** DATA FOR THIS EXERCISE follows **
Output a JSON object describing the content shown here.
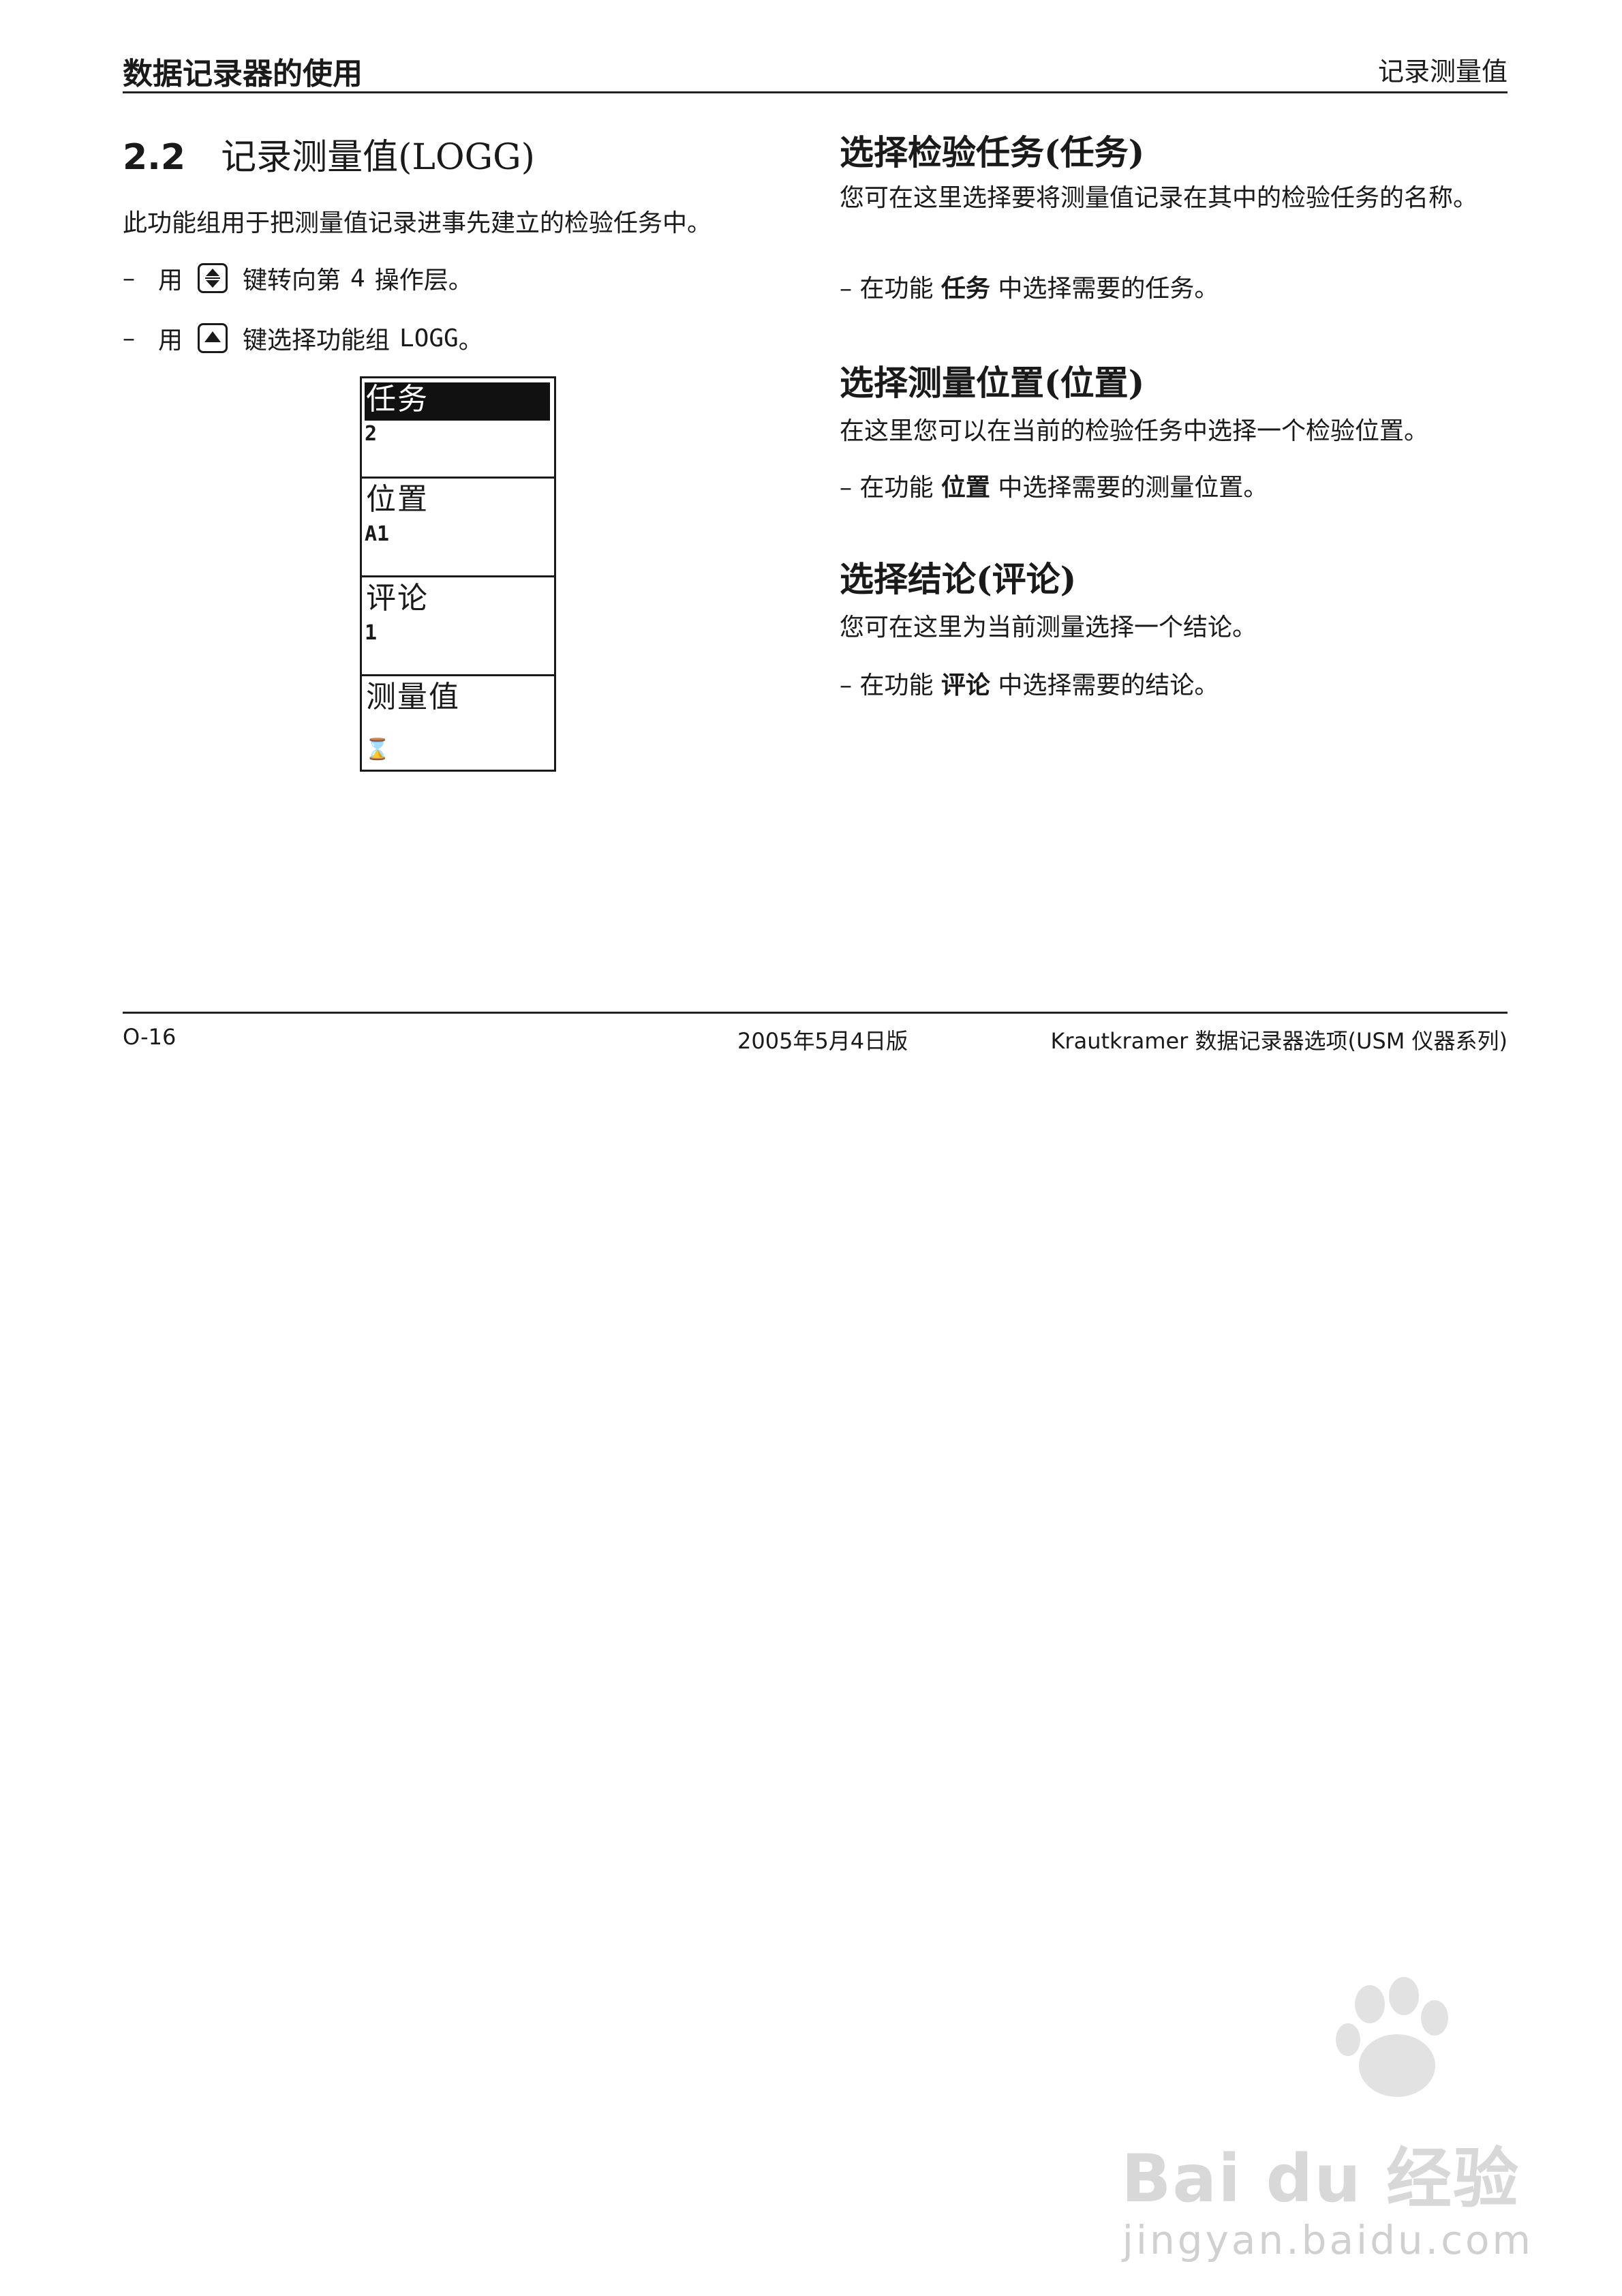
{
  "header": {
    "left": "数据记录器的使用",
    "right": "记录测量值"
  },
  "section": {
    "number": "2.2",
    "title": "记录测量值(LOGG)",
    "intro": "此功能组用于把测量值记录进事先建立的检验任务中。",
    "step1": {
      "dash": "–",
      "pre": "用",
      "key_icon": "up-down-arrow-key-icon",
      "post": "键转向第",
      "num": "4",
      "tail": "操作层。"
    },
    "step2": {
      "dash": "–",
      "pre": "用",
      "key_icon": "up-arrow-key-icon",
      "post": "键选择功能组",
      "code": "LOGG",
      "tail": "。"
    }
  },
  "menu": {
    "cells": [
      {
        "label": "任务",
        "value": "2",
        "active": true
      },
      {
        "label": "位置",
        "value": "A1",
        "active": false
      },
      {
        "label": "评论",
        "value": "1",
        "active": false
      },
      {
        "label": "测量值",
        "value": "⌛",
        "active": false
      }
    ]
  },
  "right": {
    "task": {
      "heading": "选择检验任务(任务)",
      "body": "您可在这里选择要将测量值记录在其中的检验任务的名称。",
      "step_pre": "– 在功能",
      "step_bold": "任务",
      "step_post": "中选择需要的任务。"
    },
    "position": {
      "heading": "选择测量位置(位置)",
      "body": "在这里您可以在当前的检验任务中选择一个检验位置。",
      "step_pre": "– 在功能",
      "step_bold": "位置",
      "step_post": "中选择需要的测量位置。"
    },
    "comment": {
      "heading": "选择结论(评论)",
      "body": "您可在这里为当前测量选择一个结论。",
      "step_pre": "– 在功能",
      "step_bold": "评论",
      "step_post": "中选择需要的结论。"
    }
  },
  "footer": {
    "page": "O-16",
    "edition": "2005年5月4日版",
    "product": "Krautkramer 数据记录器选项(USM 仪器系列)"
  },
  "watermark": {
    "logo": "Bai du 经验",
    "url": "jingyan.baidu.com"
  }
}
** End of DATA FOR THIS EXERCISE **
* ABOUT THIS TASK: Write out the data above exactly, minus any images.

* ANSWER SECTION:
Output a JSON object describing the content shown here.
{
  "header": {
    "left": "数据记录器的使用",
    "right": "记录测量值"
  },
  "section": {
    "number": "2.2",
    "title": "记录测量值(LOGG)",
    "intro": "此功能组用于把测量值记录进事先建立的检验任务中。",
    "step1": {
      "dash": "–",
      "pre": "用",
      "key_icon": "up-down-arrow-key-icon",
      "post": "键转向第",
      "num": "4",
      "tail": "操作层。"
    },
    "step2": {
      "dash": "–",
      "pre": "用",
      "key_icon": "up-arrow-key-icon",
      "post": "键选择功能组",
      "code": "LOGG",
      "tail": "。"
    }
  },
  "menu": {
    "cells": [
      {
        "label": "任务",
        "value": "2",
        "active": true
      },
      {
        "label": "位置",
        "value": "A1",
        "active": false
      },
      {
        "label": "评论",
        "value": "1",
        "active": false
      },
      {
        "label": "测量值",
        "value": "⌛",
        "active": false
      }
    ]
  },
  "right": {
    "task": {
      "heading": "选择检验任务(任务)",
      "body": "您可在这里选择要将测量值记录在其中的检验任务的名称。",
      "step_pre": "– 在功能",
      "step_bold": "任务",
      "step_post": "中选择需要的任务。"
    },
    "position": {
      "heading": "选择测量位置(位置)",
      "body": "在这里您可以在当前的检验任务中选择一个检验位置。",
      "step_pre": "– 在功能",
      "step_bold": "位置",
      "step_post": "中选择需要的测量位置。"
    },
    "comment": {
      "heading": "选择结论(评论)",
      "body": "您可在这里为当前测量选择一个结论。",
      "step_pre": "– 在功能",
      "step_bold": "评论",
      "step_post": "中选择需要的结论。"
    }
  },
  "footer": {
    "page": "O-16",
    "edition": "2005年5月4日版",
    "product": "Krautkramer 数据记录器选项(USM 仪器系列)"
  },
  "watermark": {
    "logo": "Bai du 经验",
    "url": "jingyan.baidu.com"
  }
}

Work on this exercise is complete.